#### TASK DIRECTIONS:
Would you reproduce every line of the material exactly?

"""

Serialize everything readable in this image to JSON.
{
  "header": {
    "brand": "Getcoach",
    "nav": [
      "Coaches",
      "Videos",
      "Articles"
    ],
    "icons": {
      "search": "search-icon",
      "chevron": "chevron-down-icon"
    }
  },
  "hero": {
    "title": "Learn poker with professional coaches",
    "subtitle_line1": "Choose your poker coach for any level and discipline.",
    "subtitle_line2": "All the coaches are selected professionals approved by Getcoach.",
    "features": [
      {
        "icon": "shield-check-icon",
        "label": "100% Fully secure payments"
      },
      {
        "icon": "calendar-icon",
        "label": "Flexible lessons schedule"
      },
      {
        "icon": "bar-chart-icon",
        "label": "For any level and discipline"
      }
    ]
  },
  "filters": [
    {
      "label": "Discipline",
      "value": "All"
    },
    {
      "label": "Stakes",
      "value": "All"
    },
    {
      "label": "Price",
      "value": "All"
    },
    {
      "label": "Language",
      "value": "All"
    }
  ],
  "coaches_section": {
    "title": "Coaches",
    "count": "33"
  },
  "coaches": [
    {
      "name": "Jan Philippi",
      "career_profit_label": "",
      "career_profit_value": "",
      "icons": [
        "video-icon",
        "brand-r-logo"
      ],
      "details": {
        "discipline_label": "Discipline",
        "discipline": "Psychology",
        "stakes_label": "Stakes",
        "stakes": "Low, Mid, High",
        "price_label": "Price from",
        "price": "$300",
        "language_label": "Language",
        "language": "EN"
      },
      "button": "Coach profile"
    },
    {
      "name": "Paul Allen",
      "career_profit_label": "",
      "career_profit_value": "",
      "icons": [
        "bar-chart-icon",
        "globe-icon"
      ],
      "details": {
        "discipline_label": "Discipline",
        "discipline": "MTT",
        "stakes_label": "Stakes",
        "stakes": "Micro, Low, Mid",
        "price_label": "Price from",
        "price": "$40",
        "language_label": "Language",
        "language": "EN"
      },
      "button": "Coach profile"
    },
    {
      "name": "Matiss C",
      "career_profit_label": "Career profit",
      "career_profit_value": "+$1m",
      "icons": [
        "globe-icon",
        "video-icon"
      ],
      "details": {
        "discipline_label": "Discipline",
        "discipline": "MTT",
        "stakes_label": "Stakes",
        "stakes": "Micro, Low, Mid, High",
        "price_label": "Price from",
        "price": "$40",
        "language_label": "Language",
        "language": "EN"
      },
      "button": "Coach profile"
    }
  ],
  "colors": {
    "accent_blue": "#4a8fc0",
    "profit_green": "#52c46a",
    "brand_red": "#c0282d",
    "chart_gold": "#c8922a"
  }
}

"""

#### FINAL ANSWER:
Serialize everything readable in this image to JSON.
{
  "header": {
    "brand": "Getcoach",
    "nav": [
      "Coaches",
      "Videos",
      "Articles"
    ],
    "icons": {
      "search": "search-icon",
      "chevron": "chevron-down-icon"
    }
  },
  "hero": {
    "title": "Learn poker with professional coaches",
    "subtitle_line1": "Choose your poker coach for any level and discipline.",
    "subtitle_line2": "All the coaches are selected professionals approved by Getcoach.",
    "features": [
      {
        "icon": "shield-check-icon",
        "label": "100% Fully secure payments"
      },
      {
        "icon": "calendar-icon",
        "label": "Flexible lessons schedule"
      },
      {
        "icon": "bar-chart-icon",
        "label": "For any level and discipline"
      }
    ]
  },
  "filters": [
    {
      "label": "Discipline",
      "value": "All"
    },
    {
      "label": "Stakes",
      "value": "All"
    },
    {
      "label": "Price",
      "value": "All"
    },
    {
      "label": "Language",
      "value": "All"
    }
  ],
  "coaches_section": {
    "title": "Coaches",
    "count": "33"
  },
  "coaches": [
    {
      "name": "Jan Philippi",
      "career_profit_label": "",
      "career_profit_value": "",
      "icons": [
        "video-icon",
        "brand-r-logo"
      ],
      "details": {
        "discipline_label": "Discipline",
        "discipline": "Psychology",
        "stakes_label": "Stakes",
        "stakes": "Low, Mid, High",
        "price_label": "Price from",
        "price": "$300",
        "language_label": "Language",
        "language": "EN"
      },
      "button": "Coach profile"
    },
    {
      "name": "Paul Allen",
      "career_profit_label": "",
      "career_profit_value": "",
      "icons": [
        "bar-chart-icon",
        "globe-icon"
      ],
      "details": {
        "discipline_label": "Discipline",
        "discipline": "MTT",
        "stakes_label": "Stakes",
        "stakes": "Micro, Low, Mid",
        "price_label": "Price from",
        "price": "$40",
        "language_label": "Language",
        "language": "EN"
      },
      "button": "Coach profile"
    },
    {
      "name": "Matiss C",
      "career_profit_label": "Career profit",
      "career_profit_value": "+$1m",
      "icons": [
        "globe-icon",
        "video-icon"
      ],
      "details": {
        "discipline_label": "Discipline",
        "discipline": "MTT",
        "stakes_label": "Stakes",
        "stakes": "Micro, Low, Mid, High",
        "price_label": "Price from",
        "price": "$40",
        "language_label": "Language",
        "language": "EN"
      },
      "button": "Coach profile"
    }
  ],
  "colors": {
    "accent_blue": "#4a8fc0",
    "profit_green": "#52c46a",
    "brand_red": "#c0282d",
    "chart_gold": "#c8922a"
  }
}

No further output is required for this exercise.